» Required action
Exactly as written, set down every entry once more.
====== Supplied material
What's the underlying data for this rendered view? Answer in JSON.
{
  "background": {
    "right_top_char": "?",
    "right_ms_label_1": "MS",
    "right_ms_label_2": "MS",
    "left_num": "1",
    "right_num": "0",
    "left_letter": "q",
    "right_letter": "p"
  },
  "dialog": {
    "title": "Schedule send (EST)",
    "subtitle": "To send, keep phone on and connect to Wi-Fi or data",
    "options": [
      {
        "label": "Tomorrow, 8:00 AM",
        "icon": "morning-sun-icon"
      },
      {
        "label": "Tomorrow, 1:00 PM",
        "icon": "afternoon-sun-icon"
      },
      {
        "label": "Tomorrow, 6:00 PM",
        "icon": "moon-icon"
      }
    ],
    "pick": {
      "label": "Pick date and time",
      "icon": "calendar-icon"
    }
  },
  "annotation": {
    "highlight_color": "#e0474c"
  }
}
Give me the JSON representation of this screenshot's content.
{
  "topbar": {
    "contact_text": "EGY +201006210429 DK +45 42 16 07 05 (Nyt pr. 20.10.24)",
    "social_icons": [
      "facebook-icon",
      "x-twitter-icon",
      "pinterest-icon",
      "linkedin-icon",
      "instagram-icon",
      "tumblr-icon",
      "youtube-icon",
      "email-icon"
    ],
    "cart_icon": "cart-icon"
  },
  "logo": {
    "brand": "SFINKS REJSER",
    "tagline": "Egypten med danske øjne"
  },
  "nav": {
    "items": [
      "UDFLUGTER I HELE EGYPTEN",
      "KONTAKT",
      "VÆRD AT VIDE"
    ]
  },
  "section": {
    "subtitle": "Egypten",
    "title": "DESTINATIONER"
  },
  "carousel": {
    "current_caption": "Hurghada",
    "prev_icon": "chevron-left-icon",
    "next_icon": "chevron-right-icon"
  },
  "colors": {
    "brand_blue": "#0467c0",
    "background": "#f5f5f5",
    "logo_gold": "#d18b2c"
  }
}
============
» Worked solution
What's the underlying data for this rendered view? Answer in JSON.
{
  "background": {
    "right_top_char": "?",
    "right_ms_label_1": "MS",
    "right_ms_label_2": "MS",
    "left_num": "1",
    "right_num": "0",
    "left_letter": "q",
    "right_letter": "p"
  },
  "dialog": {
    "title": "Schedule send (EST)",
    "subtitle": "To send, keep phone on and connect to Wi-Fi or data",
    "options": [
      {
        "label": "Tomorrow, 8:00 AM",
        "icon": "morning-sun-icon"
      },
      {
        "label": "Tomorrow, 1:00 PM",
        "icon": "afternoon-sun-icon"
      },
      {
        "label": "Tomorrow, 6:00 PM",
        "icon": "moon-icon"
      }
    ],
    "pick": {
      "label": "Pick date and time",
      "icon": "calendar-icon"
    }
  },
  "annotation": {
    "highlight_color": "#e0474c"
  }
}
Give me the JSON representation of this screenshot's content.
{
  "topbar": {
    "contact_text": "EGY +201006210429 DK +45 42 16 07 05 (Nyt pr. 20.10.24)",
    "social_icons": [
      "facebook-icon",
      "x-twitter-icon",
      "pinterest-icon",
      "linkedin-icon",
      "instagram-icon",
      "tumblr-icon",
      "youtube-icon",
      "email-icon"
    ],
    "cart_icon": "cart-icon"
  },
  "logo": {
    "brand": "SFINKS REJSER",
    "tagline": "Egypten med danske øjne"
  },
  "nav": {
    "items": [
      "UDFLUGTER I HELE EGYPTEN",
      "KONTAKT",
      "VÆRD AT VIDE"
    ]
  },
  "section": {
    "subtitle": "Egypten",
    "title": "DESTINATIONER"
  },
  "carousel": {
    "current_caption": "Hurghada",
    "prev_icon": "chevron-left-icon",
    "next_icon": "chevron-right-icon"
  },
  "colors": {
    "brand_blue": "#0467c0",
    "background": "#f5f5f5",
    "logo_gold": "#d18b2c"
  }
}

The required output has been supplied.